Apart from the online workshops, there was a diverse programme in line with the Festival, they invited actor and a local farmer Mr. Joey Leung to film a video to promote local freshwater pond fish. The project mascot—Mullet-kun taught how to choose good local freshwater fish, another HKBWS vlog introducing fishpond. All these mentioned videos altogether received over 11,000 views.

Mr. Joey Leung was filmed to promote local freshwater pond fish – Mullet for the virtual Fishpond Festival ©HKBWS

The MA program also catered and reach out to underprivileged people. HKBWS  launched the “Fish for All” program in which they donated fish to local food bank to spread the conservation message and care for those who are in need of food.

Last but not least, HKBWS held local pond fish culture promotion in several wet markets to promote the program’s aims and encourage local fish consumption.

Mullet-kun reaching out to citizens at a local market to promote support to local pond fish ©HKBWS.

Through the above-mentioned events, which are only parts of the public participation activities under the MA project, HKBWS has demonstrated how an educational event could engage local community and the general public. In the next article, HKBWS tell more in-depth how artificial wetland could play the role in East Asian-Australasian Flyway to migratory waterbirds.
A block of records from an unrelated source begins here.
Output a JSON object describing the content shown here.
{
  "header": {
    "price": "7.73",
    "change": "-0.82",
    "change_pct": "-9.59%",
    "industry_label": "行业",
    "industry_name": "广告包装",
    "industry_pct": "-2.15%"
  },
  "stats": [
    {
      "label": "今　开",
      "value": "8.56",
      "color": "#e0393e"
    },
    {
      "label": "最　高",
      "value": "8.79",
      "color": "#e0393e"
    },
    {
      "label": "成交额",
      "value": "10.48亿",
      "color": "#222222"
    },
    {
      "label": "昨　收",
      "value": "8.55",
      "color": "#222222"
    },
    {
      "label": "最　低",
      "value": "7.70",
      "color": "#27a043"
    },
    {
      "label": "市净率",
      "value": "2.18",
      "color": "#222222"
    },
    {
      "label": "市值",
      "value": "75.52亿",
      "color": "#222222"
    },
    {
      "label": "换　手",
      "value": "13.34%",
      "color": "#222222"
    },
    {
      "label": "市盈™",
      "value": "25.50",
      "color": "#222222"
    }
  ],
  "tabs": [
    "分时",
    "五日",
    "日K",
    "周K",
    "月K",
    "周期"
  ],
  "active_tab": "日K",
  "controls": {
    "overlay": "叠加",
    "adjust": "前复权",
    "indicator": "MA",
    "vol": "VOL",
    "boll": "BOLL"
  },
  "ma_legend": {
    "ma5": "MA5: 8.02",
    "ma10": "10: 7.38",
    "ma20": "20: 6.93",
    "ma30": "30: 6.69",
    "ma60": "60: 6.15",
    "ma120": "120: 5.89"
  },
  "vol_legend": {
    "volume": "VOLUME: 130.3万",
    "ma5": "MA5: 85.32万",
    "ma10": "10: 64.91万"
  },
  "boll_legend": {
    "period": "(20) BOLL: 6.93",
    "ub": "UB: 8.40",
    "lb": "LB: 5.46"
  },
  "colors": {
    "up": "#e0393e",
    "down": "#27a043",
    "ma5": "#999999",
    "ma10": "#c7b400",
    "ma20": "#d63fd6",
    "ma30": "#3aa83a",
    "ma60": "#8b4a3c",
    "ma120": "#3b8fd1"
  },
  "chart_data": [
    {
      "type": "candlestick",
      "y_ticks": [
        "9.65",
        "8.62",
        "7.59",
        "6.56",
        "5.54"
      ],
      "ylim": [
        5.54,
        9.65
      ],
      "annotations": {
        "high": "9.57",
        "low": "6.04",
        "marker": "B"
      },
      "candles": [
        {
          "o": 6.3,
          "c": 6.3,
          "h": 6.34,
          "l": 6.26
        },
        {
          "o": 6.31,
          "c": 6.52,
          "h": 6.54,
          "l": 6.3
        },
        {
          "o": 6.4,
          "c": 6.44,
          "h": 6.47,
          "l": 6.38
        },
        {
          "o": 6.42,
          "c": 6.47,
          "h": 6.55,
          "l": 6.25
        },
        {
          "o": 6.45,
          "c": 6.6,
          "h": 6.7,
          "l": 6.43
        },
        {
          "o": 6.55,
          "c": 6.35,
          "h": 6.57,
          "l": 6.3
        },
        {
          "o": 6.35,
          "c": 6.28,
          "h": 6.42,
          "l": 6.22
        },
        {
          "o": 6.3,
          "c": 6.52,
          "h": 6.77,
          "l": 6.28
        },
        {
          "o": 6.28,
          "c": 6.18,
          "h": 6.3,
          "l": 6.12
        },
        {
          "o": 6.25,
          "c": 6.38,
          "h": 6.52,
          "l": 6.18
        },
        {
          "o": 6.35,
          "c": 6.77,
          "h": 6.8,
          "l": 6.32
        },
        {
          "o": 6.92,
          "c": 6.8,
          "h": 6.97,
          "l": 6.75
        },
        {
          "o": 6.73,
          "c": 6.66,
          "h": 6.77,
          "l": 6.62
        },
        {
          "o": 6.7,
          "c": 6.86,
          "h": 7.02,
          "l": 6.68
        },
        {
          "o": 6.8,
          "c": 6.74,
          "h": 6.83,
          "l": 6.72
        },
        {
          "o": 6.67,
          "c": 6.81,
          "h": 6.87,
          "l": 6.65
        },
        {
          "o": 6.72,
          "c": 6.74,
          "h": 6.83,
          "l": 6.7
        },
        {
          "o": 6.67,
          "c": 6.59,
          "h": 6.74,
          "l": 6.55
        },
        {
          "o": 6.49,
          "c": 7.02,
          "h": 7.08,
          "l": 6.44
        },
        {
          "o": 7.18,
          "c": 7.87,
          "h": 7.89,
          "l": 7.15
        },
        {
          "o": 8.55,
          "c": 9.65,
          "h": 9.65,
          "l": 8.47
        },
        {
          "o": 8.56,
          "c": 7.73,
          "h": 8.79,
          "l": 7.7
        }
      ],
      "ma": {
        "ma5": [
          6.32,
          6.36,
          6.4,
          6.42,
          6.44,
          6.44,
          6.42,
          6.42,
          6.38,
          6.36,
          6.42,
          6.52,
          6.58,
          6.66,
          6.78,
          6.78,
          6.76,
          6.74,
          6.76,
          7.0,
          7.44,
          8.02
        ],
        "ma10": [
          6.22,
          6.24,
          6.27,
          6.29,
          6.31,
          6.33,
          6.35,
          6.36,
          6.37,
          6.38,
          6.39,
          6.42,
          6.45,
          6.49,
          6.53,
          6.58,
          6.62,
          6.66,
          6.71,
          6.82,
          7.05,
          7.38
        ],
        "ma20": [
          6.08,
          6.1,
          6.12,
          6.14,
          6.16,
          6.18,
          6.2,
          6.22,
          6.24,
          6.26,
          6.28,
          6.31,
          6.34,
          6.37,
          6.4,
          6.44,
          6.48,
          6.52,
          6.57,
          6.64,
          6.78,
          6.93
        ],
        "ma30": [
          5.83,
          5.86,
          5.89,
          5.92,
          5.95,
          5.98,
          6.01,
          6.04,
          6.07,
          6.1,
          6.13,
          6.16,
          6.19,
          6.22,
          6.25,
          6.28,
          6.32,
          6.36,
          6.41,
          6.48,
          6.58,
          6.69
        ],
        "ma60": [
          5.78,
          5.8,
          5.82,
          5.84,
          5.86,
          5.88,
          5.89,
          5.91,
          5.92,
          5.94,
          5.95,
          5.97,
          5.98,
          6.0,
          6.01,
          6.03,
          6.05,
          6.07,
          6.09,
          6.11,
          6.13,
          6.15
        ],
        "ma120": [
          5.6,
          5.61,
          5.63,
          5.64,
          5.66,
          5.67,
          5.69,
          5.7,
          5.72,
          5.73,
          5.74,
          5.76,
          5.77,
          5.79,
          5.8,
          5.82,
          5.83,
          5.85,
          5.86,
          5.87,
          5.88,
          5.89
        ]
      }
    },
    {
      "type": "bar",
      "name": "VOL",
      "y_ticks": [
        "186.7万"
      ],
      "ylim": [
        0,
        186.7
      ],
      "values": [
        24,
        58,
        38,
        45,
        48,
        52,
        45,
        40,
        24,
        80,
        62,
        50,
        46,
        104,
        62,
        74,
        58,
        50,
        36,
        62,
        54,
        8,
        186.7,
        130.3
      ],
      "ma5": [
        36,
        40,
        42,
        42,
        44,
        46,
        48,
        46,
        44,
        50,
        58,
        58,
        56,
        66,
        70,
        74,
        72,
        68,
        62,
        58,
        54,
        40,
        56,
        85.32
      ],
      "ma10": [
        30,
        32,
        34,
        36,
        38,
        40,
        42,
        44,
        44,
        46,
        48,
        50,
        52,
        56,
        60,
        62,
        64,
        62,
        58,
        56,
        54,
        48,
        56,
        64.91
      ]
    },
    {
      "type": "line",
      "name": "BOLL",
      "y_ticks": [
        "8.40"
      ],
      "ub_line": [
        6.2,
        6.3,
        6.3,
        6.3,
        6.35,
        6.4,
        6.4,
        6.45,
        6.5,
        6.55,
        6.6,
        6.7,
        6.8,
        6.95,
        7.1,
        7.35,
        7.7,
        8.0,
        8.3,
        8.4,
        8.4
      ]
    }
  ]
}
It is hoped that the optimal ecological value of these artificial wetlands can be maintained, so that ‘fishpond for flyway’ is sustainable to the migratory birds among EAA Flyway in long term.

 

Know more about:

HKBWS Fishpond Festival Website (Chinese only):  https://bit.ly/39sZZjb

HKBWS Fishpond Art Festival news in 2019 (English): https://bit.ly/3sPcufq

 

Contact HKBWS:

Email: info@hkbws.org.hk

[1] in Northwest New Territories of Hong Kong

[2] in this case fishpond operators and villagers living nearby fishpond

Post a comment